But perhaps the best way to end your day is with a chocolate malt or purple cow at Turnage Drugstore, more than a century-old and still going strong. Chat with local residents, who gather here each day for the latest news and gossip. Shop for fine china and crystal or old-fashioned candy, including an impressive array of flavored candy sticks and watermelon-themed suckers. Then wander back to the pharmacy, where Binnie Turnage and his son fill nearly 200 prescriptions each day.
Turnage will tell you about growing up in Water Valley, where he would light out on his bike and spend all day exploring. He’ll tell you how he started washing dishes and sweeping floors when he was 10 and the shop is still where he wants to be. He’ll tell you about the nights he is awakened by worried parents asking him to home-deliver medicine for sick children. He’ll tell you of a quiet, peaceful, simple life — one the newcomers appreciate just as much as the founding families.
“There are lots of great little things about this town,” Fussell says. “People don’t live here just because it’s cheap.”
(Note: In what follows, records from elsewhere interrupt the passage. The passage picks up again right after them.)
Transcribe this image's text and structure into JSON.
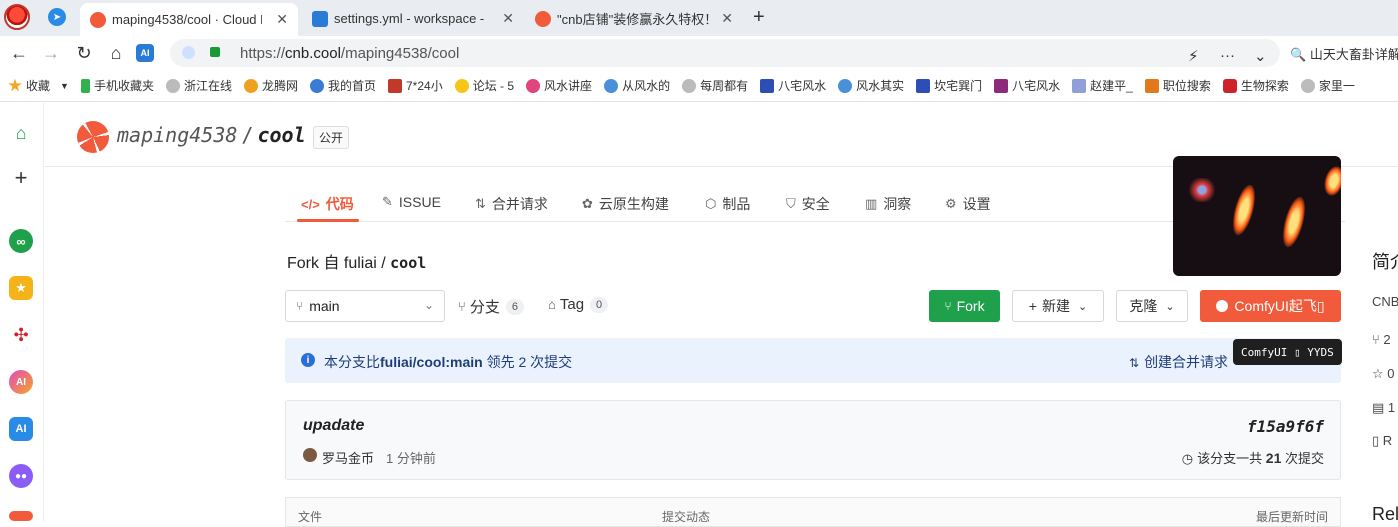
{
  "browser": {
    "tabs": [
      {
        "label": "maping4538/cool · Cloud N",
        "active": true
      },
      {
        "label": "settings.yml - workspace - ",
        "active": false
      },
      {
        "label": "\"cnb店铺\"装修赢永久特权！这",
        "active": false
      }
    ],
    "new_tab": "+",
    "url_prefix": "https://",
    "url_host": "cnb.cool",
    "url_path": "/maping4538/cool",
    "search_snippet": "山天大畜卦详解",
    "bookmarks": [
      "收藏",
      "手机收藏夹",
      "浙江在线",
      "龙腾网",
      "我的首页",
      "7*24小",
      "论坛 - 5",
      "风水讲座",
      "从风水的",
      "每周都有",
      "八宅风水",
      "风水其实",
      "坎宅巽门",
      "八宅风水",
      "赵建平_",
      "职位搜索",
      "生物探索",
      "家里一"
    ],
    "colors": {
      "accent": "#f15a3a",
      "fork_green": "#1fa04a",
      "info_blue": "#2b6fd6"
    }
  },
  "repo": {
    "owner": "maping4538",
    "sep": "/",
    "name": "cool",
    "visibility": "公开",
    "tabs": [
      {
        "icon": "</>",
        "label": "代码",
        "active": true
      },
      {
        "icon": "✎",
        "label": "ISSUE"
      },
      {
        "icon": "⇅",
        "label": "合并请求"
      },
      {
        "icon": "✿",
        "label": "云原生构建"
      },
      {
        "icon": "⬡",
        "label": "制品"
      },
      {
        "icon": "⛉",
        "label": "安全"
      },
      {
        "icon": "▥",
        "label": "洞察"
      },
      {
        "icon": "⚙",
        "label": "设置"
      }
    ],
    "fork_prefix": "Fork 自 fuliai / ",
    "fork_name": "cool"
  },
  "toolbar": {
    "branch": "main",
    "branches_label": "分支",
    "branches_count": "6",
    "tags_label": "Tag",
    "tags_count": "0",
    "fork_button": "Fork",
    "new_button": "新建",
    "clone_button": "克隆",
    "comfy_button": "ComfyUI起飞▯",
    "tooltip": "ComfyUI ▯ YYDS"
  },
  "banner": {
    "prefix": "本分支比",
    "ref": "fuliai/cool:main",
    "suffix": "领先 2 次提交",
    "create_pr": "创建合并请求"
  },
  "commit": {
    "message": "upadate",
    "hash": "f15a9f6f",
    "author": "罗马金币",
    "time": "1 分钟前",
    "count_prefix": "该分支一共",
    "count": "21",
    "count_suffix": "次提交"
  },
  "files": {
    "col_file": "文件",
    "col_activity": "提交动态",
    "col_updated": "最后更新时间"
  },
  "sidebar": {
    "title": "简介",
    "lines": [
      "CNB",
      "2",
      "0",
      "1",
      "R"
    ],
    "footer": "Rele"
  }
}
It’s the little things, like Turnage’s midnight house calls and the way Fussell can sit in her gallery doorway and chat with van Beuren at B.T.C.
It’s the way there were 18 empty storefronts five years ago and now there are four.
It’s the way old and new blend into a cultural gumbo completely unexpected in this Yalobusha County town of just over 3,000 people.
It’s the World’s Largest Crappie Festival in May, the Watermelon Carnival in August, the Arts Crawl in October and a dozen other small events.
It’s the freedom.
“I feel like we can do whatever we want here,” Fussell says.
And the passing visitor just might feel the same after an afternoon in this little city of big ideas. In a world of naysayers and nattering nabobs, Water Valley is a refreshing change of pace.